-- Exercise --
Show each line of the data below that has the string "использовании" in it.

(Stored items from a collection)
^^^^

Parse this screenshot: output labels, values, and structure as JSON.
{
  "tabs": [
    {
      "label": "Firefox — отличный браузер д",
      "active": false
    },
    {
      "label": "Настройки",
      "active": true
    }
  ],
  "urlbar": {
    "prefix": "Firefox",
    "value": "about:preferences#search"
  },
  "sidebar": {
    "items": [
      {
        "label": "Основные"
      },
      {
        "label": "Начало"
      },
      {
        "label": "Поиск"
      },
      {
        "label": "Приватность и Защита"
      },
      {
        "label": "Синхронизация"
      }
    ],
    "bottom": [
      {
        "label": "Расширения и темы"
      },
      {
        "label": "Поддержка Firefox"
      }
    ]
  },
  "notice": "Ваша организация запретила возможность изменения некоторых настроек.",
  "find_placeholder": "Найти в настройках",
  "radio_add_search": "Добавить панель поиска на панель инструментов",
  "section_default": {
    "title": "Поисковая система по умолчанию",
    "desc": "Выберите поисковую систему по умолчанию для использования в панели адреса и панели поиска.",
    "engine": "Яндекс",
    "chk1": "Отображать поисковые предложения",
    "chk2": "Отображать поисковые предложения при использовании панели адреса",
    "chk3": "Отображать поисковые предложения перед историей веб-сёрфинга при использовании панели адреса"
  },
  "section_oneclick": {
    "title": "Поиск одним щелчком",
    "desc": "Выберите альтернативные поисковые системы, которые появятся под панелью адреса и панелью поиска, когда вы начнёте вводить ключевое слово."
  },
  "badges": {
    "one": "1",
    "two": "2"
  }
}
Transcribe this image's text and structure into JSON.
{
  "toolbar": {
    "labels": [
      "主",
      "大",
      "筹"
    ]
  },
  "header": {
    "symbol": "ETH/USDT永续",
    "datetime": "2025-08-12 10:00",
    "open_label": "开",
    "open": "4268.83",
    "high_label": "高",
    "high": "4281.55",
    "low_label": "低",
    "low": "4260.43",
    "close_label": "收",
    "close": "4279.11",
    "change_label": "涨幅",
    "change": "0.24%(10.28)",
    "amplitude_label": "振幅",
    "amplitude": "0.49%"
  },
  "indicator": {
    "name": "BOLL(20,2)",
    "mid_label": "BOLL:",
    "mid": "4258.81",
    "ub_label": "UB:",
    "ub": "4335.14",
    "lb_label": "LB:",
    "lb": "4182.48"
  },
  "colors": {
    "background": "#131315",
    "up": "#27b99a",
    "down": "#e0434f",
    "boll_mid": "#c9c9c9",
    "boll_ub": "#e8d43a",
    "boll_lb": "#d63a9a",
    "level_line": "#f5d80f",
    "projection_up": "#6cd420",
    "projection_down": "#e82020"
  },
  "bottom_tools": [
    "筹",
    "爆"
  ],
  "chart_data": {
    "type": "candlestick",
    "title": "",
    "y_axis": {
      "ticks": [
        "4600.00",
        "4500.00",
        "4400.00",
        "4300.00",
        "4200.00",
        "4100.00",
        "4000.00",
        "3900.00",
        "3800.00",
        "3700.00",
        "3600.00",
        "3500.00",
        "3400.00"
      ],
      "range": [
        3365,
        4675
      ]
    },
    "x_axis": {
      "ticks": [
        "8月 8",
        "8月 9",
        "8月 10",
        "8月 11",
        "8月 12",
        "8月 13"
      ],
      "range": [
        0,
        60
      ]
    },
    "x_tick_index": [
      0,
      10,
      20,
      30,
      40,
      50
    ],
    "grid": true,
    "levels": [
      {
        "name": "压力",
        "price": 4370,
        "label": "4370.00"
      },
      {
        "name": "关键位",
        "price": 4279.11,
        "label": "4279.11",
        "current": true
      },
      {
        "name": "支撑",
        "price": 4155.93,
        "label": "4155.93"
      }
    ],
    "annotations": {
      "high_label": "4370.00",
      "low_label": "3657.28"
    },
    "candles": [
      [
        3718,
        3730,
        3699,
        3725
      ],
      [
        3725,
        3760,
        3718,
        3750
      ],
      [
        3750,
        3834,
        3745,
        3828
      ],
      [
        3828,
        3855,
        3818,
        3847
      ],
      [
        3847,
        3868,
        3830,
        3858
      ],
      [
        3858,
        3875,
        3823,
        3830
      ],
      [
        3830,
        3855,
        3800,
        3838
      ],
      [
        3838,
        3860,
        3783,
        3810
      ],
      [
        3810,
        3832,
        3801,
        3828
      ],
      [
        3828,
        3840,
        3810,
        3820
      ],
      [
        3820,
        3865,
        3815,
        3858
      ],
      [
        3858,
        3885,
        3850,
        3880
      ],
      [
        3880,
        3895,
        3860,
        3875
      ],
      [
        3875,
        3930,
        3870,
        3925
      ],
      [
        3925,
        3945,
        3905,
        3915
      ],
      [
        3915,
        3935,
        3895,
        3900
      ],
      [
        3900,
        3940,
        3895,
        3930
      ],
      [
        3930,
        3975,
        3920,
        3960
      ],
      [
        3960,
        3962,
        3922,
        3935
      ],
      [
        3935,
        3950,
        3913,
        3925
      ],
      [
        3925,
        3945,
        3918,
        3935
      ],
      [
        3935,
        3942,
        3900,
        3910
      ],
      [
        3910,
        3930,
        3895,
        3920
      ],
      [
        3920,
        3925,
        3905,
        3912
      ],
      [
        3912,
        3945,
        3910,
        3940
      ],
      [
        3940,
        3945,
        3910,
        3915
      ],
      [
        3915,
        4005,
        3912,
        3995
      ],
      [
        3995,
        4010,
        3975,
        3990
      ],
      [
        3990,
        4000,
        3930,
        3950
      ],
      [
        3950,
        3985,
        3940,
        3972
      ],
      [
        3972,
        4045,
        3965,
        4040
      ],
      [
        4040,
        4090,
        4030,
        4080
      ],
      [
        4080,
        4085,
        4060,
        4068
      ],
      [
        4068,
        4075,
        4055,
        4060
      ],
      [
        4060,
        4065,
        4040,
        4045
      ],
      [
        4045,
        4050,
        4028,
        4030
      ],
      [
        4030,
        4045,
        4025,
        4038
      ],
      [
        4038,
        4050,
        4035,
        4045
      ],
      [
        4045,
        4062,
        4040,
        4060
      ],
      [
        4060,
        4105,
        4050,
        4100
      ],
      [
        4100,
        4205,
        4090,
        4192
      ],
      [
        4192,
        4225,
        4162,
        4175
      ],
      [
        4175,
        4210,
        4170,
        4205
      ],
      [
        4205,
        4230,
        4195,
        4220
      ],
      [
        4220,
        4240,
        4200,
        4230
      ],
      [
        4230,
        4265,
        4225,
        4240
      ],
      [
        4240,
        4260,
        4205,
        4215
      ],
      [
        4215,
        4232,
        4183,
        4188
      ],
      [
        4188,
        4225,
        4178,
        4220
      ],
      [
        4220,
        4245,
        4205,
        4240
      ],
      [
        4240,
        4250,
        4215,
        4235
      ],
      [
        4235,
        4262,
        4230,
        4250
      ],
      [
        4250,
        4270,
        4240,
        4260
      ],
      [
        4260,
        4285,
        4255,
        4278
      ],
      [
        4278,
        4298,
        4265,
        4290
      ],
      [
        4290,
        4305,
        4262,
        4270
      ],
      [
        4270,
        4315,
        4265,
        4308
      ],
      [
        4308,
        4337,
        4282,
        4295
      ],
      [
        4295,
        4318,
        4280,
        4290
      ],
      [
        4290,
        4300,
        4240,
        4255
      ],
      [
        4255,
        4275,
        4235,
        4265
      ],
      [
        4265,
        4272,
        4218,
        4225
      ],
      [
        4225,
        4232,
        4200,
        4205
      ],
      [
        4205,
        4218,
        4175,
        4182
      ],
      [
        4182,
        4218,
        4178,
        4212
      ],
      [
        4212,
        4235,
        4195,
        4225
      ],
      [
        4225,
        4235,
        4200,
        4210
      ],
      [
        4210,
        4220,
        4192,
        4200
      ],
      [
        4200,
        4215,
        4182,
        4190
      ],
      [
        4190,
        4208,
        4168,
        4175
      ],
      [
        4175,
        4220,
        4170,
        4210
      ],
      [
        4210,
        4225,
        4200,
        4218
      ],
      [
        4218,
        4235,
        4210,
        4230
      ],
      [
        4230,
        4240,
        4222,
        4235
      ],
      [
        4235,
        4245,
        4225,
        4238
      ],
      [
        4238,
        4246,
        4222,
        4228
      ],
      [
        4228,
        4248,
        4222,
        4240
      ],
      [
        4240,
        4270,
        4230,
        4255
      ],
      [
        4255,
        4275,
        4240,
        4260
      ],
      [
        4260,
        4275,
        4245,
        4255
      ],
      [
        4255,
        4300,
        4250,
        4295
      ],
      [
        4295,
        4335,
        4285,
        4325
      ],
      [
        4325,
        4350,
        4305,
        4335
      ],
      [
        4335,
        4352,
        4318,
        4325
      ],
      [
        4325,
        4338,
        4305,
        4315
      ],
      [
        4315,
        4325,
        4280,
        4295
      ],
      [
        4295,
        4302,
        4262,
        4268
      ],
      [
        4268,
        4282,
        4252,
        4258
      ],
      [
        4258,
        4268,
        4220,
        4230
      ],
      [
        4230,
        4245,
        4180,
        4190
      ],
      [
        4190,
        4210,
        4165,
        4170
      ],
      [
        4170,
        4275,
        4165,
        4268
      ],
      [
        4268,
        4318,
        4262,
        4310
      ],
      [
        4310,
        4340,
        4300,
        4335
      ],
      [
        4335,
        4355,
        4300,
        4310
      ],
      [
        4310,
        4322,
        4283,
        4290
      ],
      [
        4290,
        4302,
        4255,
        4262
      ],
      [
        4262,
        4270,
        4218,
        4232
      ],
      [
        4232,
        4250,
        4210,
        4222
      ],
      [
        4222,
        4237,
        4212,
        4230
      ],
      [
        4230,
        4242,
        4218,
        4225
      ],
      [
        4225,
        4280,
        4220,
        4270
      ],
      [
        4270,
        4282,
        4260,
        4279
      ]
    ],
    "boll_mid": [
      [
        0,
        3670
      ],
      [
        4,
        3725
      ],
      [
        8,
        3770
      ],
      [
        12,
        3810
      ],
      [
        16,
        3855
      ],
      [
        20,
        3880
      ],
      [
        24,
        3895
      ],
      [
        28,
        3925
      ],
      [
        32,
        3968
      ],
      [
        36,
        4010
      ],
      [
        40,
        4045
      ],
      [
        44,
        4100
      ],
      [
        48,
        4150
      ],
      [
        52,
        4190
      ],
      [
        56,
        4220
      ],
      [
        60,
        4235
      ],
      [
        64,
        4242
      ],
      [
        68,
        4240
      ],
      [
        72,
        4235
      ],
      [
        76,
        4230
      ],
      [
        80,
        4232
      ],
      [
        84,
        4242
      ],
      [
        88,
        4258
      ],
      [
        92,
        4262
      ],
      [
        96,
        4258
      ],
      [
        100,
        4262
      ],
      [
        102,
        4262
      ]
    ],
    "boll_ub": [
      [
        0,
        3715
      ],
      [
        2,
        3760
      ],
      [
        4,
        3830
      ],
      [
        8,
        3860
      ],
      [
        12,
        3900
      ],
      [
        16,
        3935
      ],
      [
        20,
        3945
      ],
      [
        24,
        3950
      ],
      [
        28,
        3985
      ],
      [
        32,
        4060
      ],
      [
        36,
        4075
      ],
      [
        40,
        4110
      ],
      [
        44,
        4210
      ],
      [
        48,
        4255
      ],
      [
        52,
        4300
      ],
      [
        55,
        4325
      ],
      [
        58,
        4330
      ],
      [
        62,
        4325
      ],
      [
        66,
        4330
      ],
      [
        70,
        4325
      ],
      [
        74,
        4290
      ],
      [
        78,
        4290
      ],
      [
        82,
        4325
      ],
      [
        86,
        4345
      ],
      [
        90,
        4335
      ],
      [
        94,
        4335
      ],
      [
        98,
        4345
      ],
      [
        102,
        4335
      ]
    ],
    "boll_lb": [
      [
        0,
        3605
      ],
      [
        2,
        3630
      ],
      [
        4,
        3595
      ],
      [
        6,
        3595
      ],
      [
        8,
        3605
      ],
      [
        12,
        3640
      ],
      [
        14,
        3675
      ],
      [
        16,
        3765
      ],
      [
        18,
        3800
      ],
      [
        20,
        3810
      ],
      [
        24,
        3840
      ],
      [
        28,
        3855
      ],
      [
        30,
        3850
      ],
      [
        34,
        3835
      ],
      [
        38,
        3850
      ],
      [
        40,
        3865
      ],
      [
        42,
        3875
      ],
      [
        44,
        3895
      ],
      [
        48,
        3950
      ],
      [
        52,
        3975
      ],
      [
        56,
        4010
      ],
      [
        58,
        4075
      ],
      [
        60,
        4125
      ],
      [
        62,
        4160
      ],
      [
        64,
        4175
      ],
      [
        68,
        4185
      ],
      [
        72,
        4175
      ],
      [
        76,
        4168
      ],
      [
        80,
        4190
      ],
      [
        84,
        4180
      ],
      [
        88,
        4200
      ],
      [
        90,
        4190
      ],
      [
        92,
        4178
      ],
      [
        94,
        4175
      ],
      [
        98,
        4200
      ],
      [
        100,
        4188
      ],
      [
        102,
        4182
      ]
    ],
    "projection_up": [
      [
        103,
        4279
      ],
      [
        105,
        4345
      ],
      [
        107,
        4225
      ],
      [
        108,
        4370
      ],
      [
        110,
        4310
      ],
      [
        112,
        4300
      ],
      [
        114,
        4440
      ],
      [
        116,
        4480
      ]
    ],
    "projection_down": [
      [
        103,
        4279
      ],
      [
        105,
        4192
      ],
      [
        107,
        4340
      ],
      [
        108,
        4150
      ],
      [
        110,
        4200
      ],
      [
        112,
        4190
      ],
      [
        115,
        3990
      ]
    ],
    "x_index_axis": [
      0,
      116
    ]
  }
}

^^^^

-- Output of the exercise --
    "chk2": "Отображать поисковые предложения при использовании панели адреса",
    "chk3": "Отображать поисковые предложения перед историей веб-сёрфинга при использовании панели адреса"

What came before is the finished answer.